asking questions, experimenting on our own, questioning manufacturer's claims makes things clearer and separates us from the sheep

Charlie,

Well, I can't pretend to understand why the EPA registers Bt but exempts other products, :confused: but there are several exempt products that claim to have pesticide tendencies.

I do agree with your post and your philosophy, I hope you understand that. More people need to learn from experience rather than follow the herd. I grew up when "Question Authority" was a rallying call, now everyone just watches TV. :(

One thing to keep in mind as far as delivering results, there are consequences from every action we take. So when we chose an action, sometimes it may not be as effective as others but the consequences are not as detrimental.

So, diversity is everything, but not quite. :)

growingdeeprootsorganicly
10-30-2008, 10:21 PM
[QUOTE=phasthound;2580112]Charlie,



One thing to keep in mind as far as delivering results, there are consequences from every action we take. So when we chose an action, sometimes it may not be as effective as others but the consequences are not as detrimental.

i agree... and i understand what ur saying

Kiril
10-30-2008, 10:44 PM
Would you consider adding lady bugs to combat an aphid problem to be an issue?

Depends. If they are already a natural part of the system, not a problem as long as you don't overdo it.

"Encourage" is a bit of a slippery slope

Not the way I see it. By encourage I mean encourage diversity. A natural balance of prey and predators. Use design and management methods to encourage natural predator populations if you have pest problems, like providing habitat for them. Using plants that are regionally appropriate will also lessen pest problems. Typically your biggest problem plants/crops are those that are not indigenous to the region.

I agree 100% with your statement above, just curious where you "draw the line" in this regard.
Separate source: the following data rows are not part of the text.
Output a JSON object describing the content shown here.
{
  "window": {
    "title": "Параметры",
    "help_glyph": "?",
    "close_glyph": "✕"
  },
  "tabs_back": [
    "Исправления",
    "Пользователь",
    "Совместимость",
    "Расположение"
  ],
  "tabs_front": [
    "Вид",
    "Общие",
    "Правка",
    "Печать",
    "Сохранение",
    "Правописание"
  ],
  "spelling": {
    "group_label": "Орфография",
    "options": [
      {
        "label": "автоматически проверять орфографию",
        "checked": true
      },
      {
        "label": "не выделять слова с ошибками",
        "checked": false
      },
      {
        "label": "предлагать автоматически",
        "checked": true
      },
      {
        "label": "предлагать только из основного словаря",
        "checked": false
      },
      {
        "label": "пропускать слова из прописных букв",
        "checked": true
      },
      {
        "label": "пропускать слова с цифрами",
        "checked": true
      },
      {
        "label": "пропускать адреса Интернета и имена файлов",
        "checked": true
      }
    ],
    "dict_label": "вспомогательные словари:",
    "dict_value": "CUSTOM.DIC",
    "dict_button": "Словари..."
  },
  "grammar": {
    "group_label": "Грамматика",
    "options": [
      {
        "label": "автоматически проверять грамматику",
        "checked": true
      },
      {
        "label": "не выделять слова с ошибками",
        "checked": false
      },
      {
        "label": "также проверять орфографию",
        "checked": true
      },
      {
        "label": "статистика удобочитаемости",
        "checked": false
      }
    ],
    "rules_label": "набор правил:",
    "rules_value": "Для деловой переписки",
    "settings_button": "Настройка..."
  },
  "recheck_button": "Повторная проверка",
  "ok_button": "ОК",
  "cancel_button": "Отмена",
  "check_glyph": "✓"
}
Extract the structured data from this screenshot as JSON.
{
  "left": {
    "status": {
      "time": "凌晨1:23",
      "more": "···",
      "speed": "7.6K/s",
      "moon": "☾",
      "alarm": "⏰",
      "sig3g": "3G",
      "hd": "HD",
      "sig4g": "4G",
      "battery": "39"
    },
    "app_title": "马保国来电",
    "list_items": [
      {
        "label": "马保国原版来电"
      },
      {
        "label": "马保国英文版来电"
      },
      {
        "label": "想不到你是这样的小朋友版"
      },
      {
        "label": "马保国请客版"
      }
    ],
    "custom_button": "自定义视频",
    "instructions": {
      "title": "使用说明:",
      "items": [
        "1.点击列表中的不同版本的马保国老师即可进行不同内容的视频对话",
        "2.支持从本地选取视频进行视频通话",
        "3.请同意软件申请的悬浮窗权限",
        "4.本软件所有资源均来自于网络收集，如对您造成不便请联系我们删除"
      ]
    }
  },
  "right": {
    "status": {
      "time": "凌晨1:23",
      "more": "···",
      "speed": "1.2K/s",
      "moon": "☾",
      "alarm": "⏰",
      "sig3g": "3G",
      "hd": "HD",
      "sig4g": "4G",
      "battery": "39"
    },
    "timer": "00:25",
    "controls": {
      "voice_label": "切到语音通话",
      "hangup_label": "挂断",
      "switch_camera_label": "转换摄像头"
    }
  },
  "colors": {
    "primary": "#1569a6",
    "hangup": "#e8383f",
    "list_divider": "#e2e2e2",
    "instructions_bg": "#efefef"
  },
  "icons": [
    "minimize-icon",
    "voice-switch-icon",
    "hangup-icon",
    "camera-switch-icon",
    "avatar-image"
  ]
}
That is difficult to say as each problem has it's own unique solution. I can say I do draw the line at flooding a system with a single species in the hope that it might do some good, all the while not having a clue what impact it will have on the system as a whole. I wouldn't consider 50 lady bugs, which are already part of the system, flooding. Trillions upon trillions of bacteria, nematodes, or any other microbial species that may or may not be a part of the system, well ...... I consider that treading on really thin ice.

We all too often jump without looking, hoping nothing will go wrong, thinking even if something did happen, it can't be worse than what we are already dealing with. It is sad how many times we have been wrong, and even sadder how we continue to ignore the lessons of the past.

Smallaxe
10-31-2008, 08:56 AM
Quackgrass, Canadian Thistle, European Sparrow, Dandelion, Asian Beetle, Purple Loosestrife... No problem... :laugh:

Genetic engineering!?!? These people are experts and can be trusted. E-coli and Lyme's disease were unknown when I was a kid.
It's a good thing we have an EPA with sound judgement and high moral character.

treegal1
10-31-2008, 10:49 AM
My thoughts

..... akin to giving a blind man a loaded gun on a shooting range
..... one hop, skip, and jump away from bio-engineered microbes

History is littered with disastrous examples of "good ideas" with regard to introduction of a species into an ecosystem for various reasons, be it pest control, food, or a cool looking plant. Stick with what nature can provide on it's own ... encourage a balanced ecosystem that is regionally appropriate and sustainable.giving pollution a life of its own